* **Dataset rows describing interfaces**
##############################

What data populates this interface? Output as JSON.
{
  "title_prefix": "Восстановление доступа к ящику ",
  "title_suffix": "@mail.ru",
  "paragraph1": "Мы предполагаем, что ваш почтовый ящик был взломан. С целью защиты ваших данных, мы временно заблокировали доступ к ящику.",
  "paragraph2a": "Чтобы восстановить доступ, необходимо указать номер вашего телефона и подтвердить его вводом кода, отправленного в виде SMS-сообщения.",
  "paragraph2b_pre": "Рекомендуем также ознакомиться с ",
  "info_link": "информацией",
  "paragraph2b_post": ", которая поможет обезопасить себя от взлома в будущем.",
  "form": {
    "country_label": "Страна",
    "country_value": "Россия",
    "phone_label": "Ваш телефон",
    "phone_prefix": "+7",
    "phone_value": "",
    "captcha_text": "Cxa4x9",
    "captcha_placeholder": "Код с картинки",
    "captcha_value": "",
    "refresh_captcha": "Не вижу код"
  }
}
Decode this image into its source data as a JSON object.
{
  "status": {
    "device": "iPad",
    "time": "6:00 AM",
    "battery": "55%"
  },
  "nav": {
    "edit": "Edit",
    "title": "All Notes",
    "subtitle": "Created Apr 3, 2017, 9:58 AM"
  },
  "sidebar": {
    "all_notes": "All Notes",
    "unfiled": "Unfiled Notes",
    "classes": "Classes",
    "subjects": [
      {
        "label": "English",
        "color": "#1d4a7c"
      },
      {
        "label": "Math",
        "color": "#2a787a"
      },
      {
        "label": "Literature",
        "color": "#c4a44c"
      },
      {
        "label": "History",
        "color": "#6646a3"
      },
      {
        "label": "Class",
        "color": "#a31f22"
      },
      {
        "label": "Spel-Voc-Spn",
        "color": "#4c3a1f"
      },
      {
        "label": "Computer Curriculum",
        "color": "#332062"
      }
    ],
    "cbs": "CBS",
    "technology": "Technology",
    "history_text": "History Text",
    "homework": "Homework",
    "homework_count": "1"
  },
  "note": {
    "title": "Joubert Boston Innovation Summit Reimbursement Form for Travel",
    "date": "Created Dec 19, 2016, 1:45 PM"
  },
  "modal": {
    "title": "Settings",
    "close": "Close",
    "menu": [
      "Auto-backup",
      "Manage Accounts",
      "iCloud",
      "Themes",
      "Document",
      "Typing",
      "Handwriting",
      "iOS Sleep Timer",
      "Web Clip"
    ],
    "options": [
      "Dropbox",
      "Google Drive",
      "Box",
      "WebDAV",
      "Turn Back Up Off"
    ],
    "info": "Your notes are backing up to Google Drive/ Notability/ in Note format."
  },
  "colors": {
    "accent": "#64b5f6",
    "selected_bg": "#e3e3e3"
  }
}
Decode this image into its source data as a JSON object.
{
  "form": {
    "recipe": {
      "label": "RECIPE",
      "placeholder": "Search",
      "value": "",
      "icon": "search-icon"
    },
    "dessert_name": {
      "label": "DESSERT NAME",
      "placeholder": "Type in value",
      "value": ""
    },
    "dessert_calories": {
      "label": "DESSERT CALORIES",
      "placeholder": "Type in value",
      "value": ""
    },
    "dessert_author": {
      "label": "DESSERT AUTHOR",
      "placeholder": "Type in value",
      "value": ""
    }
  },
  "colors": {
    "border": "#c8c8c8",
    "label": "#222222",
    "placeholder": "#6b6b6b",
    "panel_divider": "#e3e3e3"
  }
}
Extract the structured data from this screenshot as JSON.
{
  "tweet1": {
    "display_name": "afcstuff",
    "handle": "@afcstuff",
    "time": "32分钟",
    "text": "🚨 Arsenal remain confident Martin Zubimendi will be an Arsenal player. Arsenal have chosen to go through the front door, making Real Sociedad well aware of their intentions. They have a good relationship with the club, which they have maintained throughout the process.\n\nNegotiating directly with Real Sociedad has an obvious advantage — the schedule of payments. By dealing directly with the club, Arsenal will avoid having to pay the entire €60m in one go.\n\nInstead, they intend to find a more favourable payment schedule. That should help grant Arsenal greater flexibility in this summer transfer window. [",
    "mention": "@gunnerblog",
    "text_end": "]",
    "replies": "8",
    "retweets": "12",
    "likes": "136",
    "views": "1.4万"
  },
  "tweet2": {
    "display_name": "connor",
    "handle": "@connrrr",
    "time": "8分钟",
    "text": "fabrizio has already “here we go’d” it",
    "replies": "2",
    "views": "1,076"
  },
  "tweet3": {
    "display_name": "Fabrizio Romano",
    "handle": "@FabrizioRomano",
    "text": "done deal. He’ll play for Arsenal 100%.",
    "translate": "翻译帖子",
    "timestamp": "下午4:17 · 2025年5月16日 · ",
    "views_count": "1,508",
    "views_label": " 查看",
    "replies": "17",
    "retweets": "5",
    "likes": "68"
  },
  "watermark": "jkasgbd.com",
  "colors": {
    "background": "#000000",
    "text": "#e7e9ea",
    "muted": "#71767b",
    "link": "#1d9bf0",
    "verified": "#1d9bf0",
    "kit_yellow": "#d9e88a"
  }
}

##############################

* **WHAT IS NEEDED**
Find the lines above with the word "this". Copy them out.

* **RESULT**
What data populates this interface? Output as JSON.
Decode this image into its source data as a JSON object.
Decode this image into its source data as a JSON object.
Extract the structured data from this screenshot as JSON.
    "text": "🚨 Arsenal remain confident Martin Zubimendi will be an Arsenal player. Arsenal have chosen to go through the front door, making Real Sociedad well aware of their intentions. They have a good relationship with the club, which they have maintained throughout the process.\n\nNegotiating directly with Real Sociedad has an obvious advantage — the schedule of payments. By dealing directly with the club, Arsenal will avoid having to pay the entire €60m in one go.\n\nInstead, they intend to find a more favourable payment schedule. That should help grant Arsenal greater flexibility in this summer transfer window. [",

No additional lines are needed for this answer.